@Mikey_NBA so if your wings and forwards aren't the most cerebral, it leads to guys missing stupid dunks and making bad passes—
Ryan Hebert (@HebertofNH) December 01, 2012
Those same principles go for the Nuggets on the defensive end of the floor. They’re making the wrong decisions when offenses are playing against them–especially in the transition game.
The offenses are able to scramble them and use ball reversals to shove daggers down the Nuggets’ throats. Here are a few plays that stood out to me during yesterday’s action that perfectly portray what I’m talking about.
Here, off of a Nuggets miss, the Lakers get the ball in transition. Its pushed up the floor by Darius Morris who hands it off to Kobe Bryant on the right wing where he recieves a screen from Pau Gasol. Bryant rejects the screen from Gasol and rolls to the basket. Pau’s defender, Timofey Mozgov, ends up leaving Pau to trap Bryant on the wing, but he and Bryant’s defender, Andre Iguodala, give Bryant enough room to dribble and survey the defense.
There are two players who are spotted up on the other side of the floor–Antawn Jamison on the wing and Jodie Meeks in the corner. Danillo Gallinari leaves Jamison in order to help in the paint and prevent Gasol from diving in too deep for an easy score.
Meeks and Jamison are two guys that you don’t want shooting the ball against you, but in this case you have to pick your poison. Ideally you’d want to take away the easiest pass from Bryant. That would mean that Lawson would rotate to Antawn Jamison and deny the passing lane. Here’s what Lawson should’ve done.
Skip passes are the hardest to do in the NBA, especially under pressure defense. Gallinari would’ve had some time to recover to Meeks and the play would’ve been well defended. Instead of making the proper play, Lawson goes at Meeks in the corner and gives up one of 17 three point makes.
Here’s another play in which the Nuggets give up a three because of work that they failed to do early in the possession. Take a look.

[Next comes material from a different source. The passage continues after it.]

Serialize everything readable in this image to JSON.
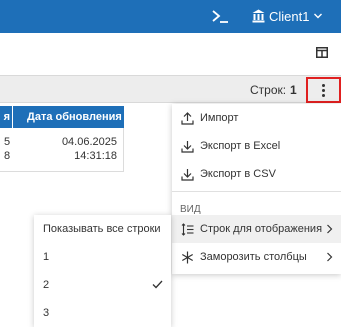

Here’s where Gasol gives another screen and its rejected once again by Chris Duhon. Gasol is the last player down the floor so his man, Mozgov again, loses track of him. Instead of going with Gasol on the pop, Mozgov decides to help out Lawson with Duhon. They give a weak double team and Duhon is able to give a smooth bounce pass to Gasol at the top of the key.
Gasol waits for the next man to rotate over to him before he makes his decision instead of shooting the ball. The guy that rotated over to him was Andre Miller. Miller was supposed to be guarding Meeks over on the strong side and he leaves him open. Gasol uses his jump shot to get Miller in the air and passes the ball to Meeks for another wide open three.
All of this could have been avoided if Mozgov stuck with Gasol throughout the possession. If they weren’t going to aggressively trap Duhon–a player in which trapping should almost never be required–then Mozgov should’ve just stayed on Gasol’s back.
Here’s how things should’ve played out.
In this next and final play off of a transition opportunity Denver allows Kobe Bryant a free lane to Antawn Jamison for the easy lay in. This is because Nuggets failed to communicate who had who at the end of the break. Bryant’s penetration was key here, but he only had one passing lane to choose from. Take a look.
As you can see, Andre Iguodala doesn’t make the correct decision here and gives up on the play. He wants to stick with MWP on the outside, but see’s that Jamison is wide open as two other Nuggets shield off the other side of the rim. If Iguodala makes the correct rotation then the ball would have been forced to pull out.
Here’s the correct play.
The Nuggets have been playing this way all season and will continue to sit below .500 if they don’t fix these things. Do I expect them to? Yes. They’re all veteran players and have been good defensively before. All of these issues are fixable with a little bit of communication.